A lack of understanding and availability of sufficient resources, to support neurodiversity is one of the main barriers many people with neurodiverse conditions face, when looking for employment. It is estimated that approximately 332,600 adults of working age in the UK have an autism spectrum disorder (ASD), but only 16% are actually in full-time paid employment (I am Austism.org: Autism and work). Furthermore, a report by Forbes highlighted that, “the unemployment rate for neurodivergent adults is three times the rate for people with a disability and eight times the rate for non-disabled adults.” (Forbes: How to build an inclusive recruitment process that supports neurodiversity in the workplace).
A major contributing factor is the lack of available support and, in many instances the ability for employers to recognise and often appreciate the potential that those with ASD can offer. A 2020 study by Mencap identified that negative views, low expectations and the absence of flexible employment programmes and job opportunities, prevented adults with learning disabilities from securing and progressing in a role (Mencap: employment what we think). In fact, “fifty three percent of adults with autism said they want help to find work, but only 10 percent are getting the support” (I am Austism.org: Autism and work).
Tom Pursglove, UK Minister of State for Disabled People, Health and Work, reinforces this view in his latest statement, “We know autistic people can face barriers moving into employment and staying there. This is often down to the employers themselves not having the tools to support autistic people, or truly understanding the value of a neurodiverse workforce.” (Gov UK: New review to boost employment prospects of autistic people).
Neurodiversity is the term used to describe the different ways a person’s brain processes information, causing some people to think, learn, process and behave differently. Conditions can include; Attention Deficit Disorder, Autism, Dyslexia, and Dyspraxia. All individuals vary in terms of neurocognitive ability, presenting both strengths and unique differences which create new perspectives, talents and innovation. Something which, Nathan Chung, Adult Autism Specialist and Autism Coach at Asperger/Autism Network (AANE), says is often overlooked, “Organizations often view people with disabilities negatively and as a burden, focusing on what they cannot do instead of what they can do. The script needs to be flipped.” (Forbes: How to build an inclusive recruitment process that supports neurodiversity in the workplace).

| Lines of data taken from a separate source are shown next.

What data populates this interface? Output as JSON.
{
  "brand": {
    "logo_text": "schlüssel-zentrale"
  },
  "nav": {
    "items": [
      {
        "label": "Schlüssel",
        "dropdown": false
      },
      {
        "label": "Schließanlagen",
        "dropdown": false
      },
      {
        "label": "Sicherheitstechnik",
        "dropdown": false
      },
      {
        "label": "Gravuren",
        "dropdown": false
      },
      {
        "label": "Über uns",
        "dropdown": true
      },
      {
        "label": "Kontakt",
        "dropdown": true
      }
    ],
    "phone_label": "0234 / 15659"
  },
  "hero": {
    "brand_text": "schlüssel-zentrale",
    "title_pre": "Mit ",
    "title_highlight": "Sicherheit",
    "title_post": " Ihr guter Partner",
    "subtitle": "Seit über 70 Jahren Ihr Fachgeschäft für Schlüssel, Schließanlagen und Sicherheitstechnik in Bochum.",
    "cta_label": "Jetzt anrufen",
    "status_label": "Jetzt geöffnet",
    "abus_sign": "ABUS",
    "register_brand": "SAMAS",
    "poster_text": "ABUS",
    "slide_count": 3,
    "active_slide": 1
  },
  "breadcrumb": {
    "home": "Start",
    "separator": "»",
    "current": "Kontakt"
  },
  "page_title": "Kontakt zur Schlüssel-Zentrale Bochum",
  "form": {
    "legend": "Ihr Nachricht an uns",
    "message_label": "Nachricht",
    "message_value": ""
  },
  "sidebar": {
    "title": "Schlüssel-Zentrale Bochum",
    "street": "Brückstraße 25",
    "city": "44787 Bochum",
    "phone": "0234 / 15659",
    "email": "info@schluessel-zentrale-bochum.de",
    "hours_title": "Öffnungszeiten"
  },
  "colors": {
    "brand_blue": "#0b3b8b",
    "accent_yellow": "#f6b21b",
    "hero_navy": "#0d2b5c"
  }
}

So with this in mind, how can businesses attract a wider talent pool ensuring neurodiverse professionals are presented with the same opportunities and subsequently supported in a culture of inclusion?
Re-think your job descriptions
There are a range of roles where neurodivergent people can excel, many include those which require excellent attention to detail, out of the box thinking, the ability to absorb and retain large amounts of information, and the skill to quickly solve complex problems. When writing job descriptions carefully consider wording, requirements and desired qualifications to make the vacancy applicable to a wide range of people. If a specific qualification isn’t truly necessary and could potentially deter a person with neurodiversity from applying, evaluate whether it’s really needed.
Extend your reach using a range of channels
In addition to standard job boards, social channels and advertising, look at unique ways to attract diverse talent, such as posting in Aspergers and Autism Facebook groups and use relevant hashtags so your content is easily searchable.
Reframe your interviewing and onboarding process
The traditional face to face interview method for many neurodiverse people can often create a high anxiety and stressful environment which can prevent individuals from showcasing their skills and experience. In light of this, many organisations are re-evaluating their interview processes by positioning them more as informal ‘chats’ or ‘meet-ups’ where prospective employees are provided with the opportunity to visit an office and meet the team in a less pressurised setting. Then, if the initial meeting is a success, follow-ups to further assess skillsets can be arranged. The same applies to the onboarding process, employers need to ensure that whoever is managing this, has the understanding and ability to support neurodiverse employees with appropriate environmental changes or additional resources, if required.
Partner with networks and institutes
Establishing relationships with support groups, local government and non-profit agencies such as Autism Speaks, will not only help to fill knowledge gaps and develop your understanding of neurodiversity and the associated benefits and challenges, it’ll also help you to develop specific strategies for talent attraction and retention. It’s a key communication channel for businesses to promote employment opportunities, and gather valuable feedback on the challenges and barriers people with neurodiversity experience in the workplace. This can help organisations improve their working practices and support models.
Provide support networks and tools
As well as training leaders, managers and helping employees to understand neurodiversity, it’s useful to have support systems in place for professionals who may need an outlet to share feedback or request changes in their working arrangements. Qualified and experienced networks are often better equipped at providing impartial advice and managing challenging situations. This also helps employers to ensure that people are getting the support, resources and tools they need to succeed in an adapted environment they feel comfortable in.
In the current skills-short market, organisations who are not proactively tapping into wide talent pools are missing out on new ways of thinking and unique skillsets, which will deliver long-term competitive advantage.